But both the Israel and the United States appear to be shrugging off the recent UN stinging rebuke — a formal vote which initiated a UN inquiry into the Gaza deaths near the border fence — and both countries have repeatedly accused the 47-member council of anti-Israel bias. Israeli ambassador Aviva Raz Schechter was quick to question the legitimacy of the body, calling the newly passed human rights inquiry "politically motivated and [it] won't improve the situation on the ground by even one iota."
The Israeli ambassador further said blamed falls exclusively on Hamas' shoulders: "The loss of life could have been avoided had Hamas refrained from sending terrorists to attack Israel under the cover of the riots, while exploiting its own civilian population as human shields," she said, and added further, "It is Israel, certainly not Hamas, which makes a real effort to minimize casualties among Palestinian civilians." Schechter concluded, "It is regrettable that so many member states allow themselves to be misled by the false narrative of so-called peaceful protests."
In addition to the 60 killed on May 14, Gaza's Ministry of Health stated that 1,703 Palestinians were wounded by live fire, occurred simultaneously with the opening ceremony for the new US embassy in Jerusalem, and which corresponded further with both Israel's 'Jerusalem Day' festivities, and the eve of Palestinian 'Nakba' day.
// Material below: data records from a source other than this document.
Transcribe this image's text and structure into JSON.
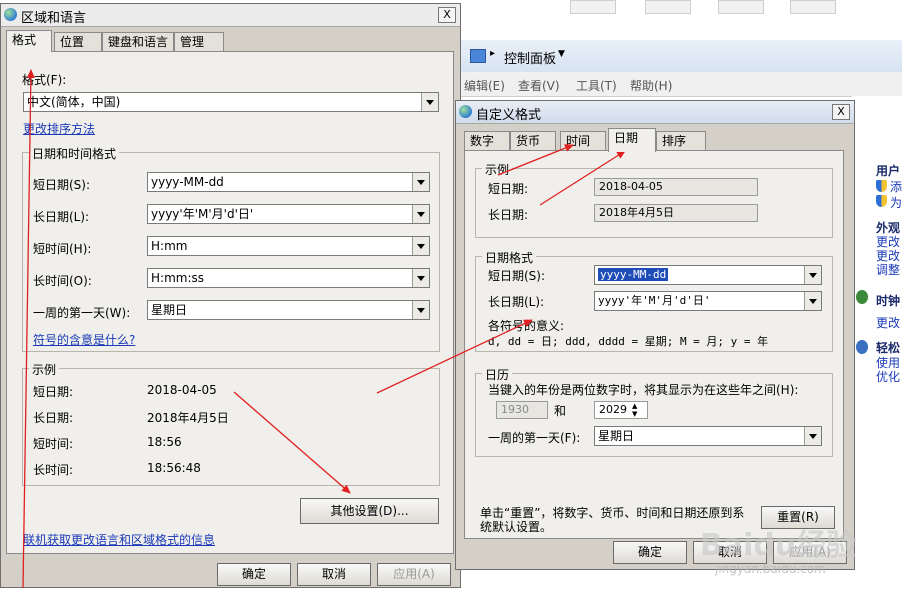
{
  "background": {
    "address_icon": "control-panel-icon",
    "address_text": "控制面板",
    "menu": [
      "编辑(E)",
      "查看(V)",
      "工具(T)",
      "帮助(H)"
    ],
    "side": {
      "user_heading": "用户",
      "user_items": [
        "添",
        "为"
      ],
      "appearance_heading": "外观",
      "appearance_items": [
        "更改",
        "更改",
        "调整"
      ],
      "clock_heading": "时钟",
      "clock_items": [
        "更改"
      ],
      "ease_heading": "轻松",
      "ease_items": [
        "使用",
        "优化"
      ]
    }
  },
  "region_dialog": {
    "title": "区域和语言",
    "close": "X",
    "tabs": [
      "格式",
      "位置",
      "键盘和语言",
      "管理"
    ],
    "format_label": "格式(F):",
    "format_value": "中文(简体，中国)",
    "sort_link": "更改排序方法",
    "datetime_group": "日期和时间格式",
    "rows": [
      {
        "label": "短日期(S):",
        "value": "yyyy-MM-dd"
      },
      {
        "label": "长日期(L):",
        "value": "yyyy'年'M'月'd'日'"
      },
      {
        "label": "短时间(H):",
        "value": "H:mm"
      },
      {
        "label": "长时间(O):",
        "value": "H:mm:ss"
      },
      {
        "label": "一周的第一天(W):",
        "value": "星期日"
      }
    ],
    "symbols_link": "符号的含意是什么?",
    "example_group": "示例",
    "examples": [
      {
        "label": "短日期:",
        "value": "2018-04-05"
      },
      {
        "label": "长日期:",
        "value": "2018年4月5日"
      },
      {
        "label": "短时间:",
        "value": "18:56"
      },
      {
        "label": "长时间:",
        "value": "18:56:48"
      }
    ],
    "other_settings": "其他设置(D)...",
    "online_link": "联机获取更改语言和区域格式的信息",
    "ok": "确定",
    "cancel": "取消",
    "apply": "应用(A)"
  },
  "custom_dialog": {
    "title": "自定义格式",
    "close": "X",
    "tabs": [
      "数字",
      "货币",
      "时间",
      "日期",
      "排序"
    ],
    "example_group": "示例",
    "short_label": "短日期:",
    "short_value": "2018-04-05",
    "long_label": "长日期:",
    "long_value": "2018年4月5日",
    "format_group": "日期格式",
    "fmt_short_label": "短日期(S):",
    "fmt_short_value": "yyyy-MM-dd",
    "fmt_long_label": "长日期(L):",
    "fmt_long_value": "yyyy'年'M'月'd'日'",
    "meaning_title": "各符号的意义:",
    "meaning_text": "d, dd = 日;  ddd, dddd = 星期;  M = 月;  y = 年",
    "calendar_group": "日历",
    "calendar_text": "当键入的年份是两位数字时，将其显示为在这些年之间(H):",
    "year_from": "1930",
    "and": "和",
    "year_to": "2029",
    "first_day_label": "一周的第一天(F):",
    "first_day_value": "星期日",
    "reset_text_1": "单击“重置”，将数字、货币、时间和日期还原到系",
    "reset_text_2": "统默认设置。",
    "reset": "重置(R)",
    "ok": "确定",
    "cancel": "取消",
    "apply": "应用(A)"
  },
  "watermark": {
    "brand": "Baidu经验",
    "url": "jingyan.baidu.com"
  },
  "colors": {
    "annotation_arrow": "#e02020",
    "link": "#1a3ab8",
    "selection": "#1e4db8"
  }
}
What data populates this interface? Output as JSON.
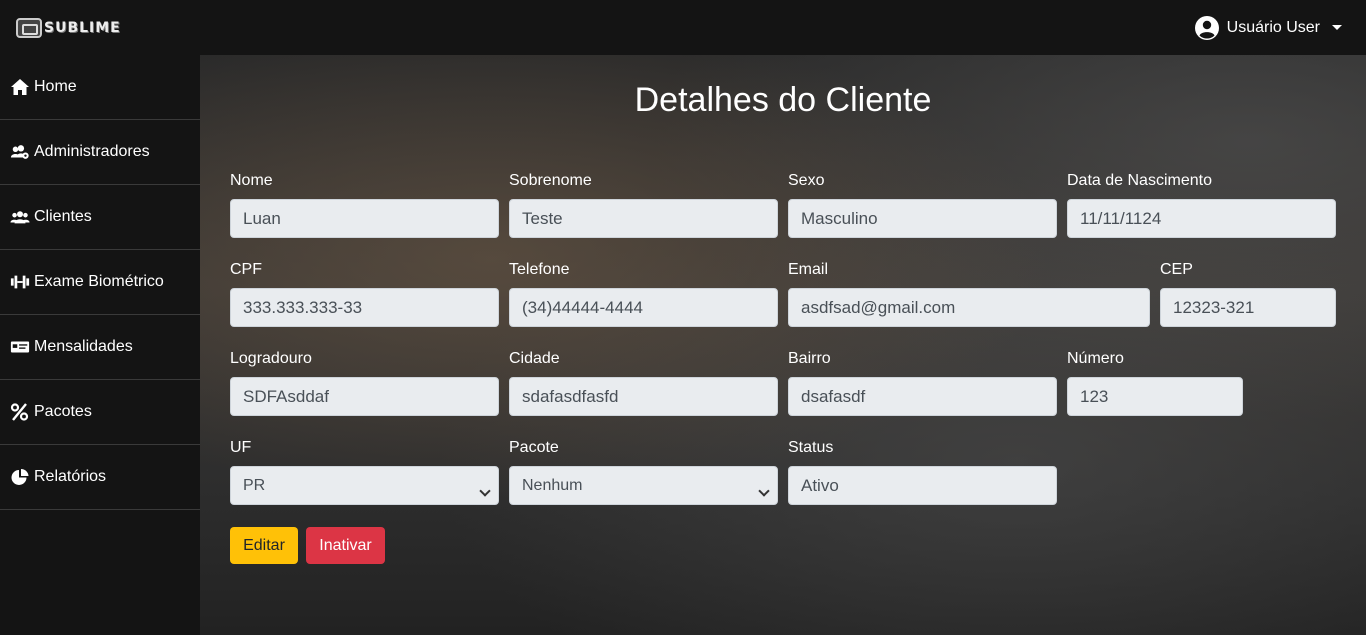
{
  "brand": {
    "name": "SUBLIME"
  },
  "user_menu": {
    "label": "Usuário User"
  },
  "sidebar": {
    "items": [
      {
        "label": "Home",
        "icon": "home-icon"
      },
      {
        "label": "Administradores",
        "icon": "users-cog-icon"
      },
      {
        "label": "Clientes",
        "icon": "users-icon"
      },
      {
        "label": "Exame Biométrico",
        "icon": "dumbbell-icon"
      },
      {
        "label": "Mensalidades",
        "icon": "money-card-icon"
      },
      {
        "label": "Pacotes",
        "icon": "percent-icon"
      },
      {
        "label": "Relatórios",
        "icon": "pie-chart-icon"
      }
    ]
  },
  "main": {
    "title": "Detalhes do Cliente",
    "fields": {
      "nome": {
        "label": "Nome",
        "value": "Luan"
      },
      "sobrenome": {
        "label": "Sobrenome",
        "value": "Teste"
      },
      "sexo": {
        "label": "Sexo",
        "value": "Masculino"
      },
      "nascimento": {
        "label": "Data de Nascimento",
        "value": "11/11/1124"
      },
      "cpf": {
        "label": "CPF",
        "value": "333.333.333-33"
      },
      "telefone": {
        "label": "Telefone",
        "value": "(34)44444-4444"
      },
      "email": {
        "label": "Email",
        "value": "asdfsad@gmail.com"
      },
      "cep": {
        "label": "CEP",
        "value": "12323-321"
      },
      "logradouro": {
        "label": "Logradouro",
        "value": "SDFAsddaf"
      },
      "cidade": {
        "label": "Cidade",
        "value": "sdafasdfasfd"
      },
      "bairro": {
        "label": "Bairro",
        "value": "dsafasdf"
      },
      "numero": {
        "label": "Número",
        "value": "123"
      },
      "uf": {
        "label": "UF",
        "value": "PR"
      },
      "pacote": {
        "label": "Pacote",
        "value": "Nenhum"
      },
      "status": {
        "label": "Status",
        "value": "Ativo"
      }
    },
    "buttons": {
      "edit": "Editar",
      "inactivate": "Inativar"
    }
  },
  "colors": {
    "edit_button": "#ffc107",
    "inactivate_button": "#dc3545",
    "sidebar_bg": "#141414"
  }
}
Prior to the incident, the UN Office for the Coordination of Humanitarian Affairs reported that by the end of April over 40 Palestinians had been killed and 5,511 were wounded after the first full month's protest.
Despite global outrage and demands for justice, the U.N. inquiry will be slow going and is unlikely to satisfy any party to the conflict. What the resolution describes as an "independent, international commission of inquiry" mandated by the council will not produce its final report to be placed before the Human Rights Council until next March — nearly a full year away.